“I’ve had the experience of losing my sight,” Tom Condon said as he removed his new pieces from a flat-file and began to arrange them on the worktable, “I’m intrigued by visual art that can make people consider sight.”
Tom suffered from impaired vision and temporary blindness when he was in his early teens. An onset of Idiopathic Pseudotumor Cerebri, caused by an excess of spinal fluid, meant that he would spend the latter half of his childhood in and out of military hospitals. Doctors conducted detailed scans, painstakingly mapping out his changing fields of vision. The years of medical examination, and his subsequent treatment, made an indelible impression on the young artist. After two decades, he would return to that trying period in his life as the basis of a new experimental series.

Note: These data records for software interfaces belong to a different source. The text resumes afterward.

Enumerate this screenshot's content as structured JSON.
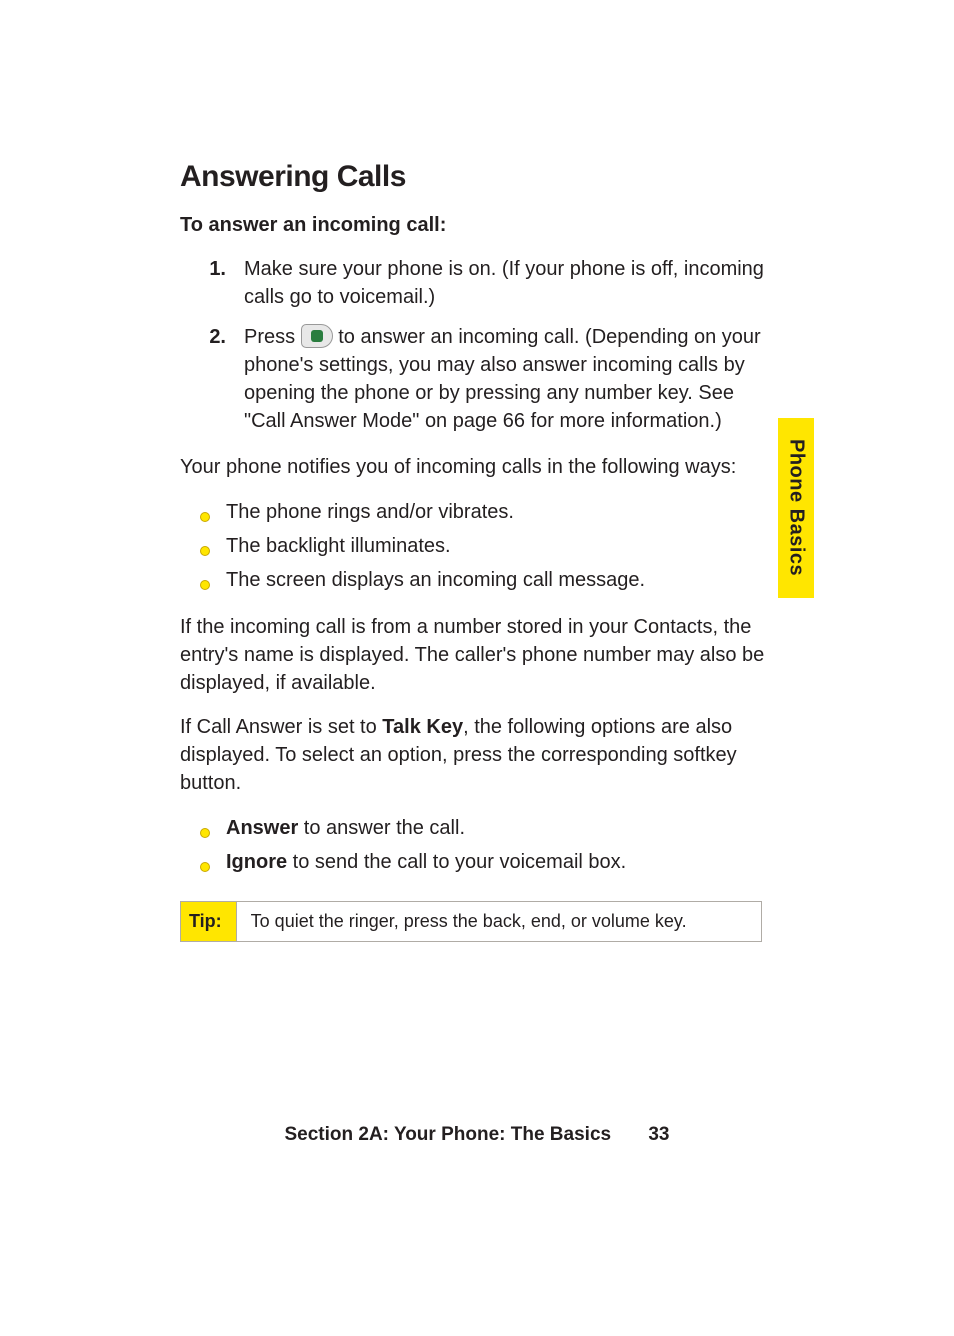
{
  "side_tab": {
    "label": "Phone Basics"
  },
  "heading": "Answering Calls",
  "subhead": "To answer an incoming call:",
  "steps": [
    {
      "marker": "1.",
      "text": "Make sure your phone is on. (If your phone is off, incoming calls go to voicemail.)"
    },
    {
      "marker": "2.",
      "prefix": "Press ",
      "suffix": " to answer an incoming call. (Depending on your phone's settings, you may also answer incoming calls by opening the phone or by pressing any number key. See \"Call Answer Mode\" on page 66 for more information.)",
      "icon_name": "talk-key-icon"
    }
  ],
  "notify_intro": "Your phone notifies you of incoming calls in the following ways:",
  "notify_bullets": [
    "The phone rings and/or vibrates.",
    "The backlight illuminates.",
    "The screen displays an incoming call message."
  ],
  "contacts_text": "If the incoming call is from a number stored in your Contacts, the entry's name is displayed. The caller's phone number may also be displayed, if available.",
  "talk_key_para": {
    "before": "If Call Answer is set to ",
    "bold": "Talk Key",
    "after": ", the following options are also displayed. To select an option, press the corresponding softkey button."
  },
  "option_bullets": [
    {
      "bold": "Answer",
      "rest": " to answer the call."
    },
    {
      "bold": "Ignore",
      "rest": " to send the call to your voicemail box."
    }
  ],
  "tip": {
    "label": "Tip:",
    "text": "To quiet the ringer, press the back, end, or volume key."
  },
  "footer": {
    "section_label": "Section 2A: Your Phone: The Basics",
    "page_number": "33"
  }
}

Condon’s current body of work blends his interests in painting and photography with his own personal history. At the heart of his series is an intriguing irony, making a visual experience out of Braille. “I love the symbology of language.” Tom continued, “Most languages are visually rich apart from their content.”